EXTRACTED INFORMATION

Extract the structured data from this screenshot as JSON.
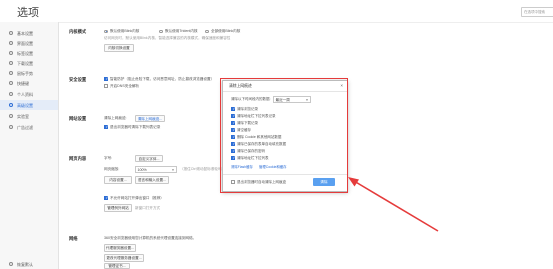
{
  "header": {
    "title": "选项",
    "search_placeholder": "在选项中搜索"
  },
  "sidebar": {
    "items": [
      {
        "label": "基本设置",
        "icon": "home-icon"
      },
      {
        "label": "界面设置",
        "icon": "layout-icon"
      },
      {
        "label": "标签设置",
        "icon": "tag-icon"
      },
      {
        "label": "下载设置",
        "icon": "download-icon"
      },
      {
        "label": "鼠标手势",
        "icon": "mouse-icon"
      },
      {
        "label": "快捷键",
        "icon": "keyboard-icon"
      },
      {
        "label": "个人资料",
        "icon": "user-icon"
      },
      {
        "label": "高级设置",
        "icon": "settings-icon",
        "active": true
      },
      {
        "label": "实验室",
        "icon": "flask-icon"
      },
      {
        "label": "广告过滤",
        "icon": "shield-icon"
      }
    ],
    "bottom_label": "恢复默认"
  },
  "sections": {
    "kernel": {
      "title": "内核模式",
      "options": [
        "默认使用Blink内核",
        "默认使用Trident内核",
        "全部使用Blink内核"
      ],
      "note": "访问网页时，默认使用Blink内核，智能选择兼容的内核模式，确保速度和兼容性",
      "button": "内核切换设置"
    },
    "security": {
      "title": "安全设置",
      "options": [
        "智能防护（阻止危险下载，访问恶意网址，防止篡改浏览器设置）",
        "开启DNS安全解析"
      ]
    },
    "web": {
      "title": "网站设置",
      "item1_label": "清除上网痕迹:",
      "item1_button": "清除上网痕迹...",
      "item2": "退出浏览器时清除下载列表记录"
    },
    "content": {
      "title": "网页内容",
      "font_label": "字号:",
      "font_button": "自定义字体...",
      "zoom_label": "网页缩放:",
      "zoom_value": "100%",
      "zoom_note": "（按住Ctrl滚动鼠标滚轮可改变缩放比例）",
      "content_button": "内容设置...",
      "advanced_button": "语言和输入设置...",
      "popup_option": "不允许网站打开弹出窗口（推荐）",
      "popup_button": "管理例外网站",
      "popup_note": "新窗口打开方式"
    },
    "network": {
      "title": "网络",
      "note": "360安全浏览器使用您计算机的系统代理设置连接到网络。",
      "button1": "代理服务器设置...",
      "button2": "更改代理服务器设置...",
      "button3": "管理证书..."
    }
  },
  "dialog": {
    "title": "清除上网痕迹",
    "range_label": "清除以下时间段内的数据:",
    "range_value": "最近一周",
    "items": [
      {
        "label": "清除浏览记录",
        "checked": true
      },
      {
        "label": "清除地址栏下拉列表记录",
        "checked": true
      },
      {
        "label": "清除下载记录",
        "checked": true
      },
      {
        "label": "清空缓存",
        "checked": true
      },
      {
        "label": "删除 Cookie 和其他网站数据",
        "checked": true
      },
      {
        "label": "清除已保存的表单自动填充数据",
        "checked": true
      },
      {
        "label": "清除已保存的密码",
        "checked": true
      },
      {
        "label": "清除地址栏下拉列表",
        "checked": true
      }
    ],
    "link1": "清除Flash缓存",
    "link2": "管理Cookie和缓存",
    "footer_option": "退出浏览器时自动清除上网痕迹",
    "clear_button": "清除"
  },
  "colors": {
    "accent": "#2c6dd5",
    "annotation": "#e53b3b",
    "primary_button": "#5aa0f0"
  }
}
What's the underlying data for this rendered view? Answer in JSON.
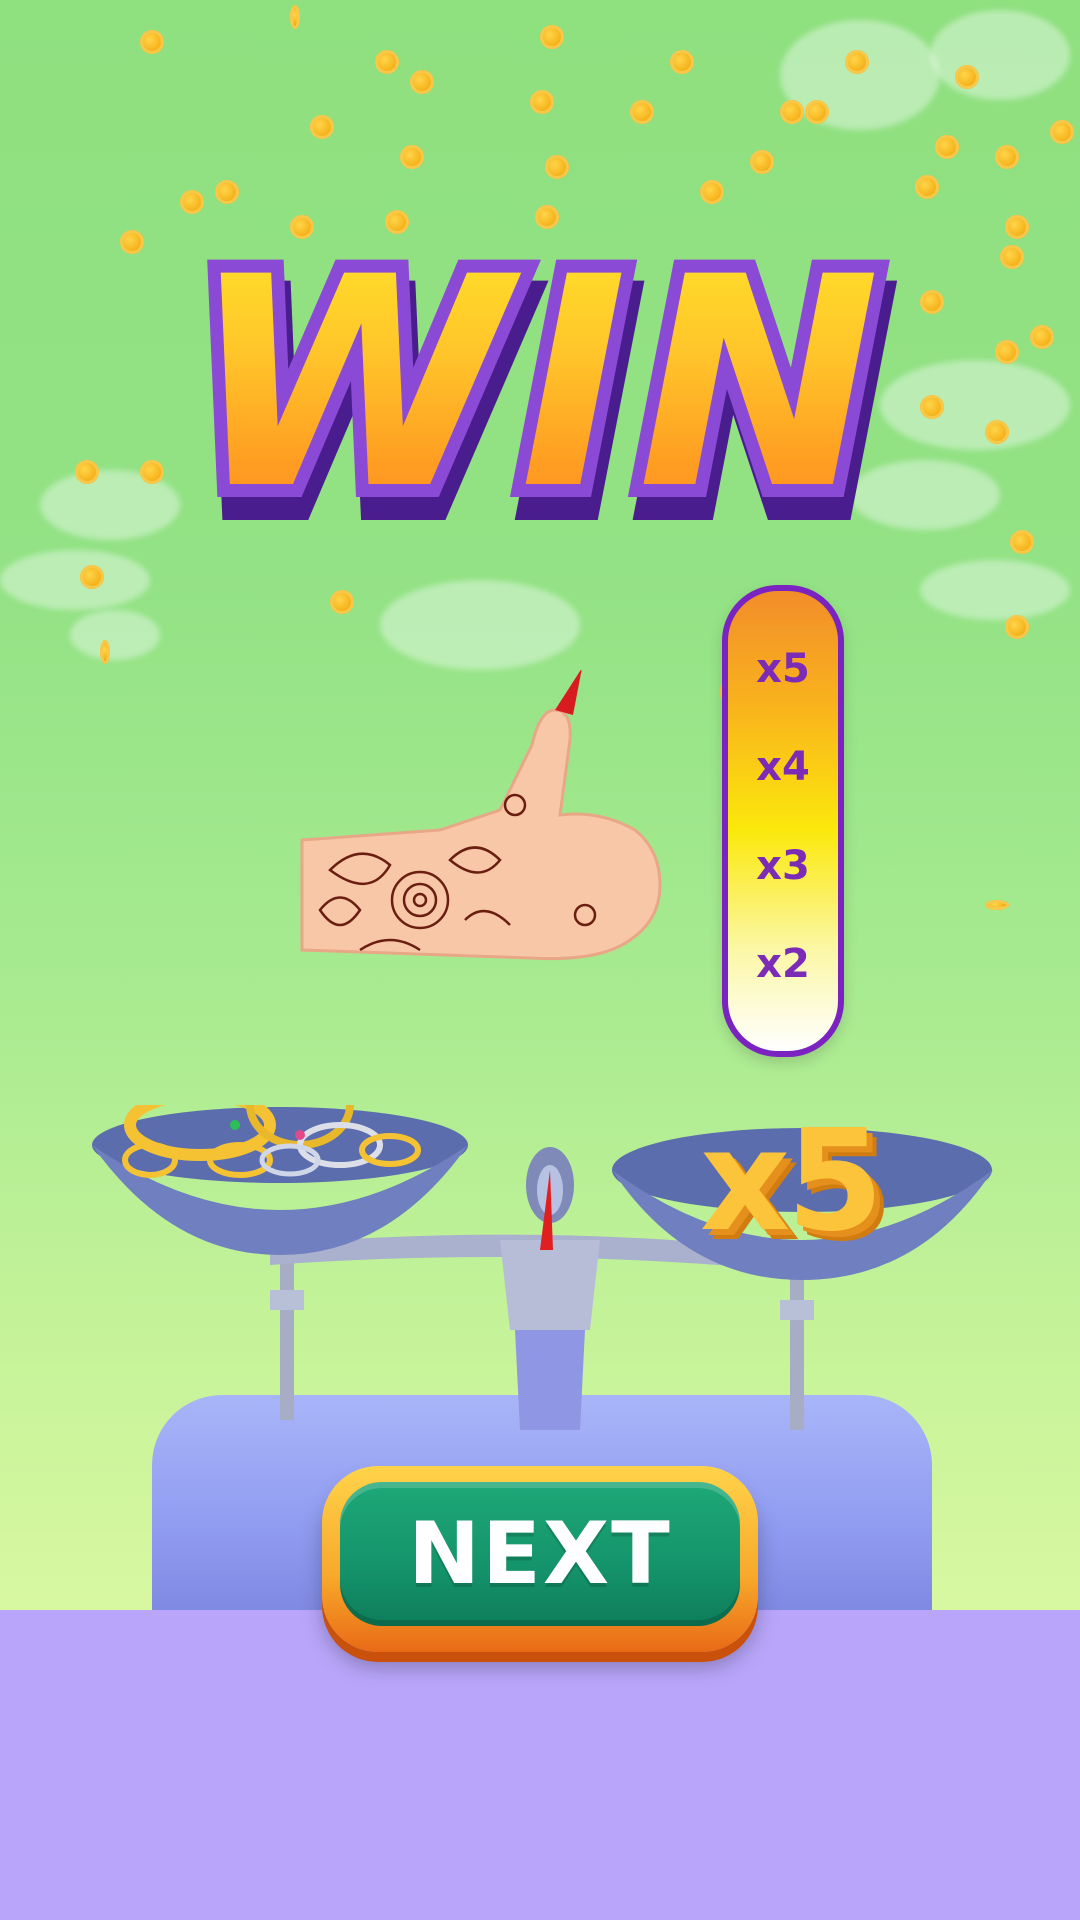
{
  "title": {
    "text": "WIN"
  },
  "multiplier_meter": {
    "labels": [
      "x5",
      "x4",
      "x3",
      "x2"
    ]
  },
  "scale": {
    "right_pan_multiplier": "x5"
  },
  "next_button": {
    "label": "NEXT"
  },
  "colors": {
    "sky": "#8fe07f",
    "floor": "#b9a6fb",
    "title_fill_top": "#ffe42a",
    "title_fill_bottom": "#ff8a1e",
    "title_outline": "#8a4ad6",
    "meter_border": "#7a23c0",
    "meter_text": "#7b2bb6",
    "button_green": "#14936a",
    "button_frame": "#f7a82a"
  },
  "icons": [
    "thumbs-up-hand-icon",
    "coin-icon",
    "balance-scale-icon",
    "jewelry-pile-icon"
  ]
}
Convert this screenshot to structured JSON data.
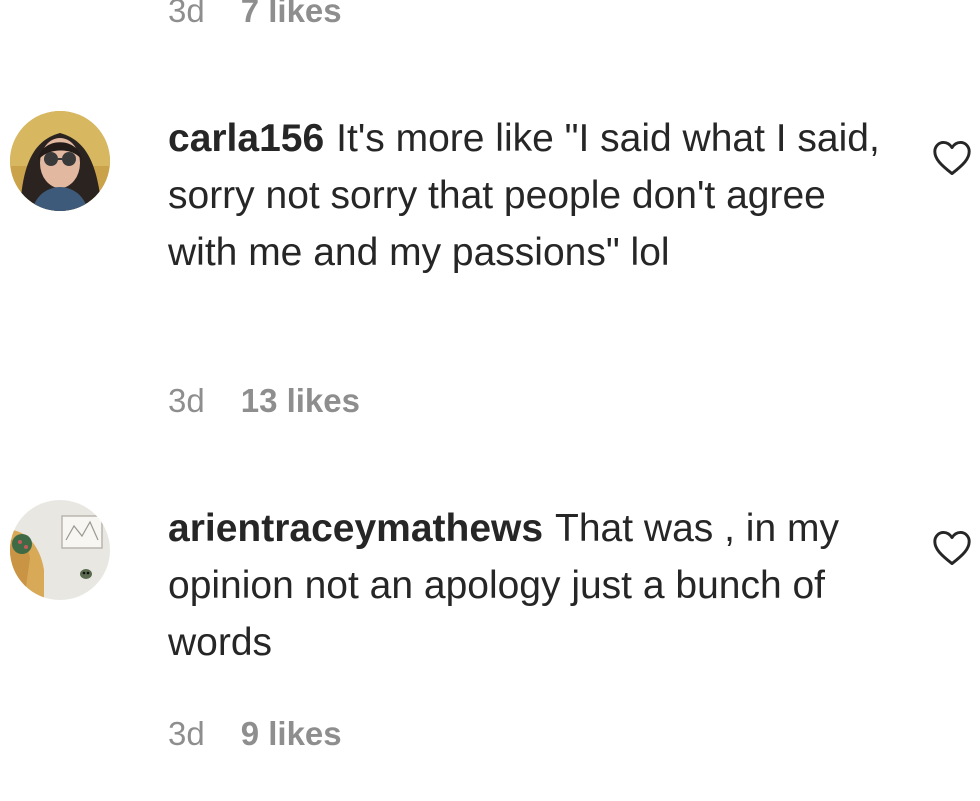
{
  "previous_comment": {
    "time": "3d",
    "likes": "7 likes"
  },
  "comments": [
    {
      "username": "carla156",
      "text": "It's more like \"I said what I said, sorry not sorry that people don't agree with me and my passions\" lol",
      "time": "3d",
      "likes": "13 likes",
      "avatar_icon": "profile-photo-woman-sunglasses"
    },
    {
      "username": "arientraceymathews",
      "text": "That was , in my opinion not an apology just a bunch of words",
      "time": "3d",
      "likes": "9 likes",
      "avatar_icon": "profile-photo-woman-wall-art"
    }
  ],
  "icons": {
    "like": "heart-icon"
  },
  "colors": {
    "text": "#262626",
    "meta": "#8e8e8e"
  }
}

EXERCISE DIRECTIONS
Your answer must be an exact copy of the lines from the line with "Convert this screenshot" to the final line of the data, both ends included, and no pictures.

SOLUTION BELOW
Convert this screenshot to structured JSON data.
{
  "previous_comment": {
    "time": "3d",
    "likes": "7 likes"
  },
  "comments": [
    {
      "username": "carla156",
      "text": "It's more like \"I said what I said, sorry not sorry that people don't agree with me and my passions\" lol",
      "time": "3d",
      "likes": "13 likes",
      "avatar_icon": "profile-photo-woman-sunglasses"
    },
    {
      "username": "arientraceymathews",
      "text": "That was , in my opinion not an apology just a bunch of words",
      "time": "3d",
      "likes": "9 likes",
      "avatar_icon": "profile-photo-woman-wall-art"
    }
  ],
  "icons": {
    "like": "heart-icon"
  },
  "colors": {
    "text": "#262626",
    "meta": "#8e8e8e"
  }
}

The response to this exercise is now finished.